What tools / process did you use to paint the waves? It doesn't appear to be just with oil pastel stick. Good question, when I paint water I layer OPs on by using broken-off pieces of oil pastel sticks (I can manage them better) and spread them with: 1 1/2" pieces cut from foam pipe insulation, clay shapers, tortiliums, and my fingers all depends on what look that I am after. I always use the foam insulation first to spread the oil pastel (it grabs the OP very nicely and then I use real light pressure when using the insulation piece or it breaks apart and leaves little bits of insulation on the painting and I have to constantly brush the surface off - I also use only the outside of the insulation it stands up better, using the inside of the insulation against OPs will break the foam insulation apart). For some reason pip insulation helps me spread the OP more easily and seems to move the paint over a wider area, then after about the fourth or fifth layer of paint all of a sudden the paint takes on a real smooth feel under my fingers and that's I'll begin to use the other tools.

This one looks nice even though I feel it's a bit sterile, not your fault, I guess I'm just not into cliffs or oceans. It's okay, I appreciate hearing how you feel after seeing the painting - thank you for providing that feedback. let me know if you have any other questions.

11-15-2012, 10:14 PM
Mary, I should clarify what I meant when I wrote that the painting is sterile. I am not one to intentionally hurt someone's feelings, and thankfully (at least it seems so) your's weren't hurt. What I was trying to say portraying the ocean and the beaches is more about showing its vastness rather than its details. Beaches can be really lonely sometimes. Now that I look at the painting again, I feel that a couple of sailboat off in the distance would give it more life. That's just me, though, perhaps your intention was to keep things clear and the focus on the cliffs. :D
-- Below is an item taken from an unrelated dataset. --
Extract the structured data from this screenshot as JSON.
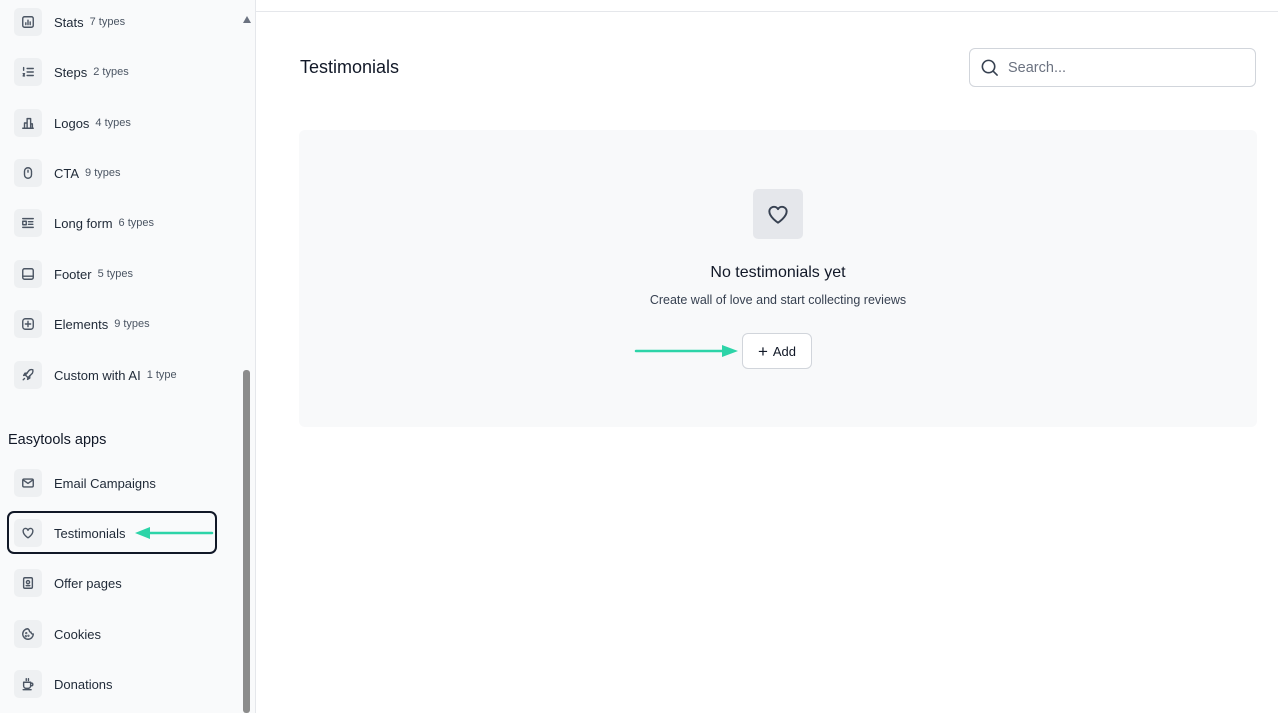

11-16-2012, 12:00 PM
Hi Valian - You didn't hurt my feelings at all, you were merely expressing your opinion and a good one at that.

I added a few seagulls to give the painting some life, as mentioned before I was tried to add a couple in the foreground - they were scraped out, not a good attempt. I thought about adding a couple of people in the far-right foreground beach area, but in the end stayed with just ocean and cliffs.

Doesn't mean I don't have one planned that has a few sailboats in the background, currently I'm working on three landscapes and will get back to ocean scenes afterward.

Again, don't hesitate to provide your thoughts and opinions - they are validated. Thanks so much ~

11-18-2012, 05:26 AM
Hi Mary,

Gosh you have had a lot of feedback here, I hope you don't mind a little bit more.

This place is sacred, it is at the very beginning of the Great Australian Bight a significant and beautiful place. It is sparce and any paintings done here speak just of this. You can walk along the beach at most times of the year and not even see one footprint in the sand. It is an amazing experience to stand in front of the ancient worn cliff face's that run from here all the way to Western Australia. The frontier is wild, and you would not ever expect to see a sail boat in the background. The seas are large and host the Southern Wright Whale migration that come for their breeding season each year. Spectacular.

Having walked in this place I know how difficult it would be for someone to paint considering the experience of just being there. You've given it a good shot Mary! The light in Oz is the key, we do have a vivid palette here which is not easily understood without being here. The camera does not capture this, only the minds eye.


11-19-2012, 08:25 AM
Thanks Vicki for the background of this wonderful scene. It was very interesting.

12-04-2012, 04:35 AM
Beautiful painting Mary. Very serene and peaceful. Colours in the waves are very delicate and give the effect of near silence. Interesting to hear the background of the place - I think you've captured the essence of the place very well.

12-04-2012, 08:02 AM
Thank you so much Helen for your comments on this painting, appreciate it!